#### [What needs to be done]
Copy all lines holding the word "header" from the entries.

*** Opening Given data ***

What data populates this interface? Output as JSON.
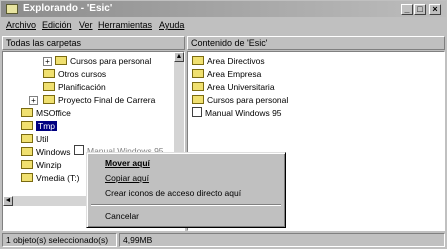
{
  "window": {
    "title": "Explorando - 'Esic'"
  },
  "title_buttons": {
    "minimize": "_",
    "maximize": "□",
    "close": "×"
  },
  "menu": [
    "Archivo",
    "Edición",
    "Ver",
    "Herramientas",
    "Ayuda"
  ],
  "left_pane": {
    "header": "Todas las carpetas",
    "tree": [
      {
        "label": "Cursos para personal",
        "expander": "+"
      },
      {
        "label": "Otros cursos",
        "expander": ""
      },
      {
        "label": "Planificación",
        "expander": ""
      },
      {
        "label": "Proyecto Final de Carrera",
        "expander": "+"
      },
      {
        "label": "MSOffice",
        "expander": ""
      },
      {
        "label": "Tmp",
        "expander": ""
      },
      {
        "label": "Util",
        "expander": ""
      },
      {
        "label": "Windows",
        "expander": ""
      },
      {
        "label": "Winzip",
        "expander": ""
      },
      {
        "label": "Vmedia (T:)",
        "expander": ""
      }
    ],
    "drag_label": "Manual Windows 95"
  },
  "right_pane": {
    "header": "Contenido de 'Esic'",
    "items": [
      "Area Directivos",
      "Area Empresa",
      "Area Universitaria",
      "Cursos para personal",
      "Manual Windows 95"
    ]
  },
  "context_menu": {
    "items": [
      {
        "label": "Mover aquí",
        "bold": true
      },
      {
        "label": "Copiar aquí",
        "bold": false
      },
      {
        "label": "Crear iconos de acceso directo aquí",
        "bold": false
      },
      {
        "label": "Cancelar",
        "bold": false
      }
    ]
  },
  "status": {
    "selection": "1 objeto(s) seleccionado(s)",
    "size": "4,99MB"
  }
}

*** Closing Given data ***
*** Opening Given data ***

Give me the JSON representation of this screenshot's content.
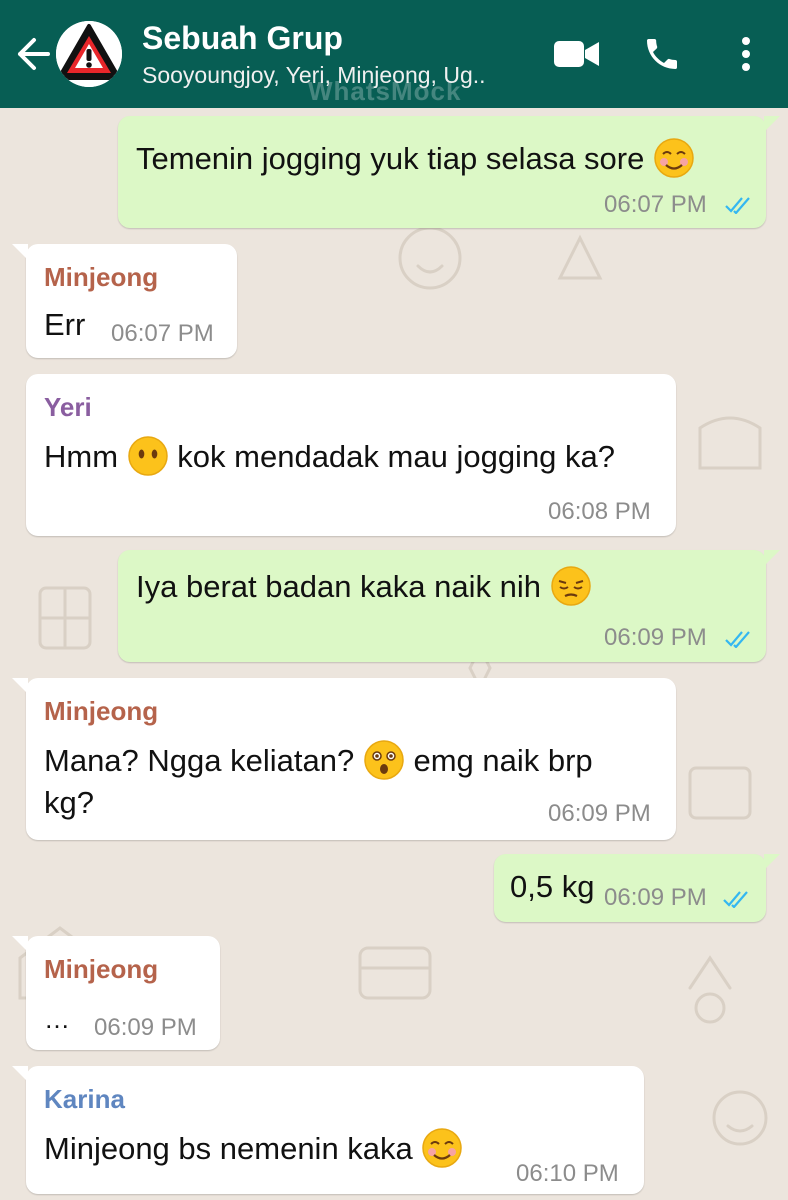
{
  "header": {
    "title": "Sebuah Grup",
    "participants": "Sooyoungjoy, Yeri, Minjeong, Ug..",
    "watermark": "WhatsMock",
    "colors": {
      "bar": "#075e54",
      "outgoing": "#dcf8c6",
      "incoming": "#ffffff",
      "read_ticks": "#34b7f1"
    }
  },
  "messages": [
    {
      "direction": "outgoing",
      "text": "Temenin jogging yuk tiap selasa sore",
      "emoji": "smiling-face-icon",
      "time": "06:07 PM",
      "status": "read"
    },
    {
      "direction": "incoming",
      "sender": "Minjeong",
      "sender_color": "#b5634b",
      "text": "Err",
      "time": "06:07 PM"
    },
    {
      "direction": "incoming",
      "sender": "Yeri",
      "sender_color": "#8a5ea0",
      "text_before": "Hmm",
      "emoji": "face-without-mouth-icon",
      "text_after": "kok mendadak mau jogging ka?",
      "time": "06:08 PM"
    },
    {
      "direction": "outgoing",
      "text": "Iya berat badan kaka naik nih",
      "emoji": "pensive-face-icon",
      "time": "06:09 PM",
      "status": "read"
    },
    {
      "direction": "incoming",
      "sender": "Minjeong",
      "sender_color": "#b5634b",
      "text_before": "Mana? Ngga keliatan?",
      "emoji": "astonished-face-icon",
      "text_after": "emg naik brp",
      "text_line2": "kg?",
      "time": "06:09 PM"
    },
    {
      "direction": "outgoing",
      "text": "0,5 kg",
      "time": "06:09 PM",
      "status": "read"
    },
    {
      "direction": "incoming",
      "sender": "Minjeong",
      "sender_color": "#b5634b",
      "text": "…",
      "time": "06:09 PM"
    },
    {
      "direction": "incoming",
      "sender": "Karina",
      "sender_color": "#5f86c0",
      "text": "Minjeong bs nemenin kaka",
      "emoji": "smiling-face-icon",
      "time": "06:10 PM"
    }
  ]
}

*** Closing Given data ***
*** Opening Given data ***

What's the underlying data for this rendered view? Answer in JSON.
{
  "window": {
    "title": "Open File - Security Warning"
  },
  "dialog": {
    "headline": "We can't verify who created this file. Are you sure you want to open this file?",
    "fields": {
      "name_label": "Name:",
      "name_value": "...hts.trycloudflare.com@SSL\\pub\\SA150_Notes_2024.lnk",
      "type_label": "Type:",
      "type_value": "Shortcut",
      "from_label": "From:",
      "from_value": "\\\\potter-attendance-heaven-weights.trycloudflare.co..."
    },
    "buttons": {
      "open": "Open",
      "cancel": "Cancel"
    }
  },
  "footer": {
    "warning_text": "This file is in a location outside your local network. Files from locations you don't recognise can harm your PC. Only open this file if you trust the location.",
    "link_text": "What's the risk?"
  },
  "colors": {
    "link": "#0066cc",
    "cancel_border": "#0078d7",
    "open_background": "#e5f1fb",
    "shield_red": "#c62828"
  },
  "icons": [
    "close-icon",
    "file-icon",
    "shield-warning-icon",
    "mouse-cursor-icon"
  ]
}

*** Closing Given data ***

#### [Task result]
    "header": "Todas las carpetas",
    "header": "Contenido de 'Esic'",
  "header": {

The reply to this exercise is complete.